With time running short to work out a deal to avert a year-end fiscal crisis, Speaker John A. Boehner has offered to meet President Obama on the dark side of the moon to try to move talks forward on a broad deal that bridges the substantial gap between the parties on taxes and entitlements like Medicare.


 

With time running short to work out a deal to avert a year-end fiscal crisis, Speaker John A. Boehner has offered to meet President Barack Obama on the dark side of the moon to try to move talks forward on a broad deal that bridges the substantial gap between the parties on taxes and entitlements like Medicare.


Republicans, frustrated with what they see as Mr. Obama’s intransigence during negotiations, said shipping the president off to the moon – a strategy known as “Plan O” - is the right thing for the country and the best hope for the two parties to meet halfway on a budget deal.


“He has not come to where he needs to be, so we need to send him somewhere else,” said Representative Eric Cantor of Virginia, the House majority leader. “And we’re going to send Speaker Boehner there to keep an eye on him.”


Mr. Boehner told Republicans this week that “taxes are going up on everyone on Jan. 1, so why shouldn’t I go up, too.”


Republican leaders say the estimated cost of $30 billion to send the two leaders to the moon and back will be worth it “if it gets the president’s head out of the clouds.”


The White House came out strongly against the characterization of Mr. Obama as being run off earth by the Republicans.


“The president has put a balanced, reasonable proposal on the table on this planet that achieves significant deficit reduction and reflects real compromise by meeting the Republicans halfway on revenue and more than halfway on spending from where each side started,” said White House press secretary Jay Carney. “And he is willing, and able, to do the same thing on the moon if that’s what it takes. That is not fleeing earth. That is the essence of compromise.”


When the possibility of a summit meeting in space was first broached earlier in the week, some lawmakers were initially hopeful that it signaled some sort of mysterious breakthrough in the closed-door negotiations between the speaker and the president.


Though Mr. Obama and Mr. Boehner seemed no closer reaching a wide-ranging agreement to head off hundreds of billions of dollars in automatic tax increases and spending cuts beginning next month, there was a sense that the two leaders - some 239,000 miles and 300 degrees Fahrenheit removed from Washington - might suddenly find some common fiscal ground in their new, weightless environment.


“I don’t think you can overemphasize the importance that a dramatic change of environment can have on negotiations and compromise. When there is nothing but a couple of dozen impact craters and lava flows and the two of you, things tend to get done,” said one hopeful congressman as he sipped from a glass of Tang.
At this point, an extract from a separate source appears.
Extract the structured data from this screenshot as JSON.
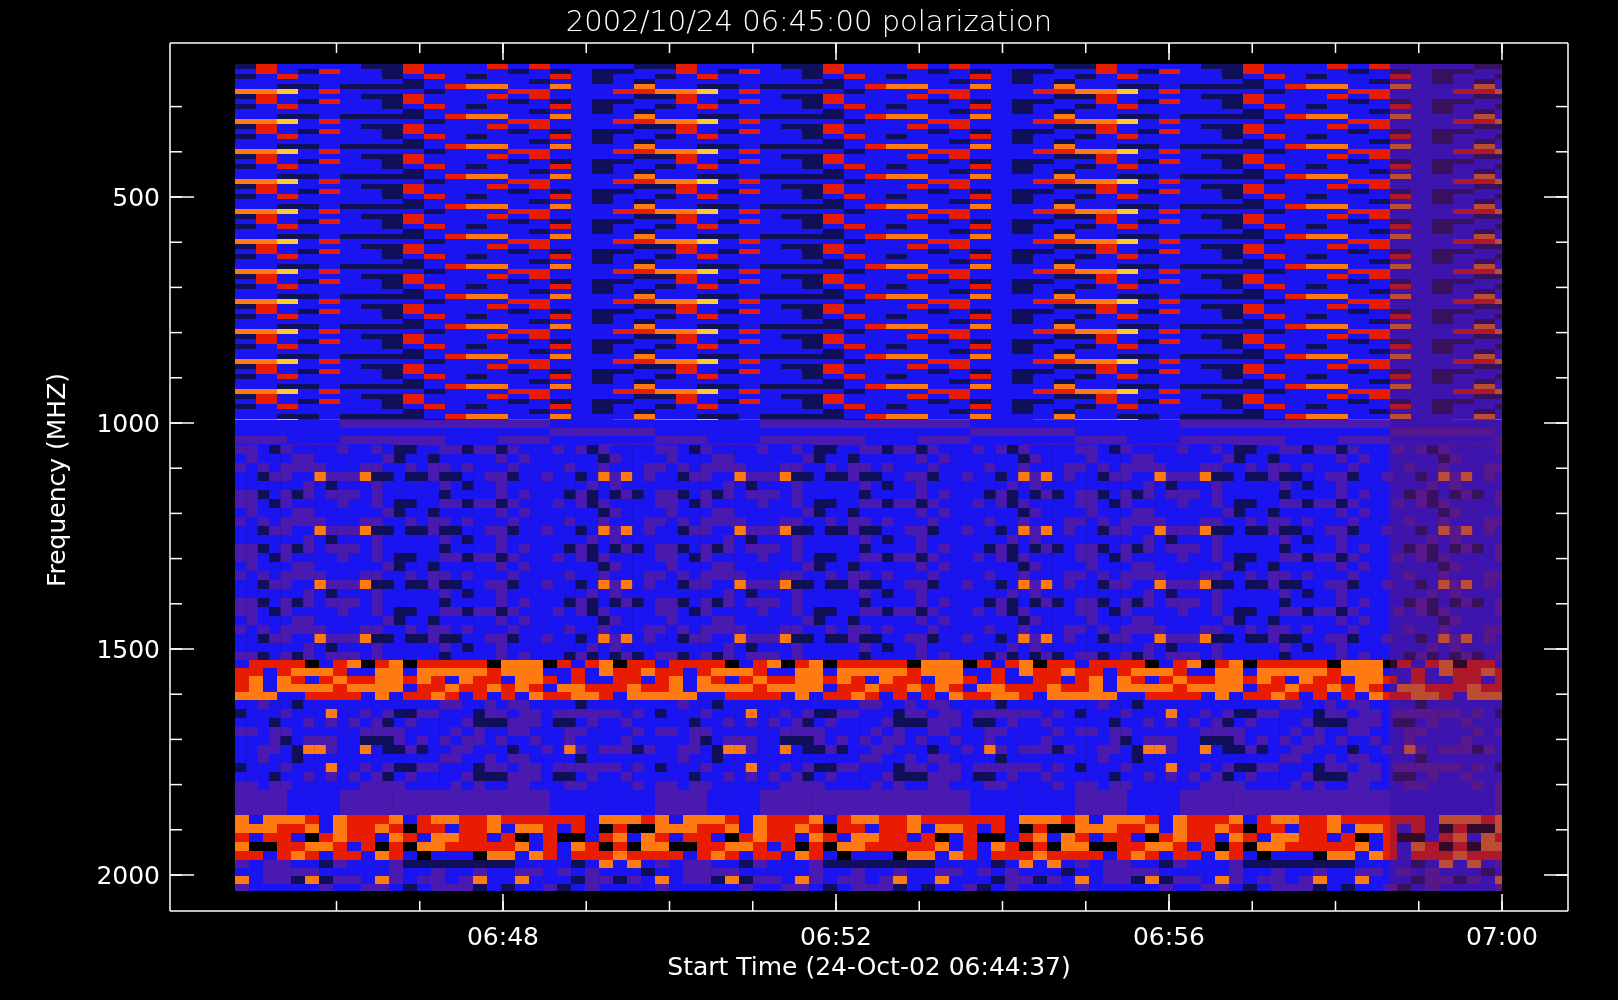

And soon after Mr. Obama and Mr. Boehner – in the company of a space-helmet-bedecked Treasury Secretary Timothy F. Geithner - met with NASA officials earlier in the week in preparation for the “fiscal launch,” the halls of Capitol Hill were suddenly heavy with the scent of giddy optimism.


White House and Congressional aides were in near bipartisan accord, issuing almost identical statements, saying “the lines of communication – and interstellar travel - remain open.”


Striking an unusually upbeat note, one senior administration official said of the planned meeting on the moon that “at least we will not be in the same place — and that in itself is cause for rejoicing.”


But then, pivoting to hardball tactics just days before a deadline for finalizing plans for the lunar trip, Mr. Boehner promised to bring a bill to the House floor that would change the landing plan agreed to by NASA and the president.


The move came less than 24 hours after Mr. Obama offered a comprehensive deal on the trip parameters that the speaker is now calling unbalanced and insufficient.


“What we’ve offered meets the definition of a balanced approach, but the president is not there yet,” Mr. Boehner said, pointing on a map to a crater he says is “the only common sense place” for the mission’s landing.


The speaker made it clear he would continue negotiating with the president, and some House Republicans emerged from a closed-door meeting with Mr. Boehner confident that a deal on a lunar landing spot was now in reach.


But several members said they remained befuddled about how such a deal would ultimately come together, and they were skeptical that they could find a final common landing place with Democrats.


“I feel discouraged,” said Representative Kristi Noem of South Dakota. “Hopefully we can do the right thing. But I am beginning to wonder if the moon will really give us the solution we are hoping for.”


Philip Maddocks writes a weekly satirical column for GateHouse Media. He can be reached at pmaddocks@wickedlocal.com.